Scotland’s club players did the nation proud last night at Millbrae in Ayr with a victory that owed much to commitment and defensive effort embellished by one superb move which showed that Scottish players can score tries with the best of them.
rench indiscipline also cost the visitors dear, but in the end the Scots did enough to win on their efforts.
Many fans were caught up in the chaos on the A77 caused by a fire aboard an articulated lorry ten miles outside Ayr. Those who pressed on arrived late but still saw a fine match in front of a 1,200 crowd.
The Scots made a bright start and Lee Millar opened the scoring with a penalty after just three minutes. Bertrand Artero equalised three minutes later and added a second penalty after ten minutes.
Play was even from then on, both sides being fairly well-matched. The Scottish back row was making its presence felt, but the French backs always looked dangerous on the break.
Millar missed a couple of penalties before Scotland took the lead after 25 minutes with the first try of the match. Fraser Harkness made the initial break and the Scots had the overlap as the ball went left for Fraser Thomson to score in the corner, Millar missing the difficult conversion. The Scottish pack’s tenacity had laid the foundations of the performance to that point, with Ayr flanker and man-of-the-match Rob Colhoun covering every blade of grass and tackling anything in blue.

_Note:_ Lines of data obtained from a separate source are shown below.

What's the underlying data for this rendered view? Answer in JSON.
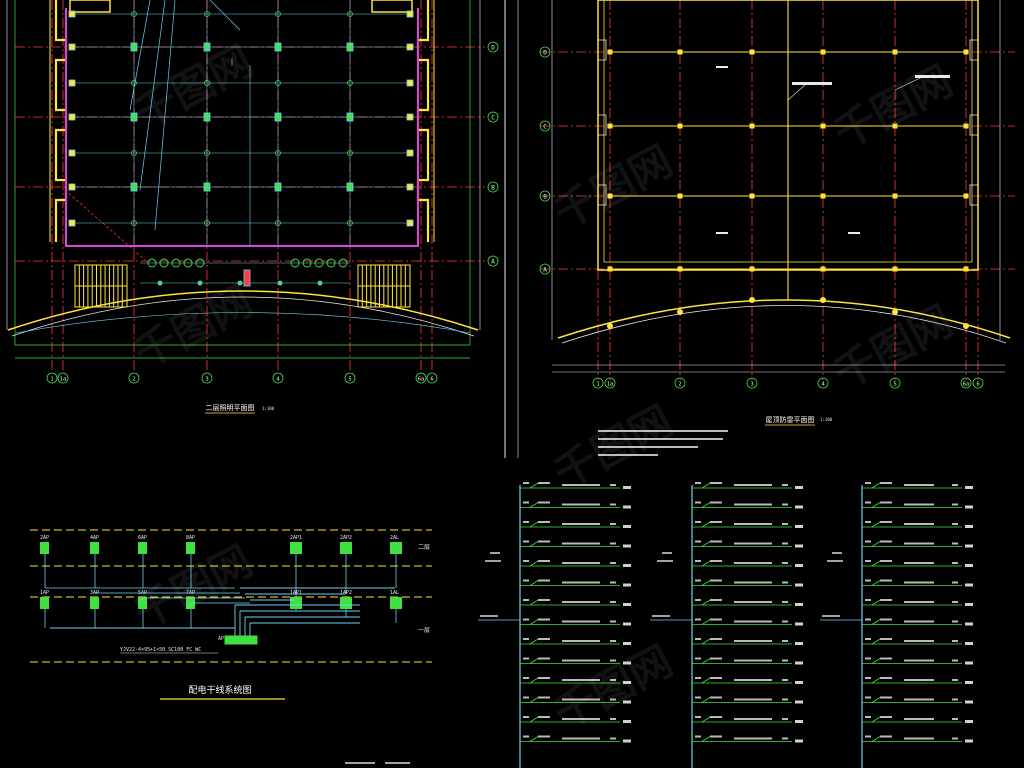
{
  "colors": {
    "background": "#000000",
    "axis": "#ff3b3b",
    "grid": "#6fd0f0",
    "wall": "#ffe23a",
    "wall_purple": "#e040e0",
    "green": "#3fe040",
    "white": "#e8e8e8",
    "cyan": "#00ffff"
  },
  "watermark": "千图网",
  "upper_left_plan": {
    "title": "二层照明平面图",
    "scale": "1:100",
    "axis_letters": [
      "D",
      "C",
      "B",
      "A"
    ],
    "axis_numbers": [
      "1",
      "1a",
      "2",
      "3",
      "4",
      "5",
      "6a",
      "6"
    ]
  },
  "upper_right_plan": {
    "title": "屋顶防雷平面图",
    "scale": "1:100",
    "axis_letters": [
      "D",
      "C",
      "B",
      "A"
    ],
    "axis_numbers": [
      "1",
      "1a",
      "2",
      "3",
      "4",
      "5",
      "6a",
      "6"
    ]
  },
  "distribution_diagram": {
    "title": "配电干线系统图",
    "floor_labels": [
      "二层",
      "一层"
    ],
    "upper_boxes": [
      "2AP",
      "4AP",
      "6AP",
      "8AP",
      "2AP1",
      "2AP2",
      "2AL"
    ],
    "lower_boxes": [
      "1AP",
      "3AP",
      "5AP",
      "7AP",
      "1AP1",
      "1AP2",
      "1AL"
    ],
    "main_box": "AP",
    "cable_label": "YJV22-4×95+1×50 SC100 FC WC"
  }
}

The French scrum-half Paul Dubert and stand-off Julien Lavie had formed a useful partnership, but the No 10 needed nobody to help him as he blazed through the Scottish defence for an excellent solo try which Artero converted for a 13-8 lead.
The Scots had to withstand some pressure at this period of the game, but the match took on a different complexion in the minutes before half-time when France lost two men to the sin bin. Artero saw the first yellow card by referee Mateo Liperini for tackling the man without the ball, and then hooker Alban Viozelange was also binned – a case of mistaken identity, perhaps – for cynically interfering with play at a ruck.
Scotland could not make it count before the whistle, but came out fired up and ready to attack the gaps. The French defended stoutly but the Scots battered away, and after a five-metre scrum, the ball was held up out on the left wing just long enough for the forwards to arrive and captain Sean Crombie made the touchdown. Millar struck the conversion from out on the touchline.
Scotland’s next score less than four minutes later would have graced the full international tomorrow. Millar’s garryowen was chased in midfield and Dean Kelbrick pounced on a Gallic guddle to send Thomson sprinting clear. As the Melrose winger was closed down, he cleverly chipped inside with pinpoint accuracy for local hero Ross Curle to score a quite stunning try which Millar converted to put Scotland 22-13 ahead.
Harkness had been having a sound game, his speed and jinking ability causing the French problems, never more so than on the hour mark when he carved through the Federale defence and drew men offside for a penalty which Millar goaled with ease.
The French now laid siege to the Scotland line, and despite some tough last-instant tackles, a score for the visitors seemed inevitable. It duly arrived after a series of ram raids by the French pack, Viozelange bursting over to score a try which substitute Robin Janisson surprisingly failed to covert.
France were handed a man advantage for the closing minutes when substitute Richard Hawkins got himself sin-binned after two minutes on the pitch for the ‘professional’ foul of not rolling away at a ruck the French had clearly won.
The French pack promptly laid siege to the Scottish line, but the men in white tackled their hearts out, and on the stroke of full-time a knock-on gave the Scots a relieving scrummage.
Still the French attacked, and in injury time there was a moment of controversy when the ball hit the referee in flight, Liperini correctly awarding the scrum to France.
Amazingly the French delayed forming the scrum, and the referee gave Scotland the free-kick which was kicked into touch for the end of an entertaining match.
Scotland captain Sean Crombie said: “It was a physical game and we did it the hard way as usual. The French punished us a couple of times but it still feels good to have won. We have never won two games on the bounce but there’s no reason we can’t go to Ireland and win.”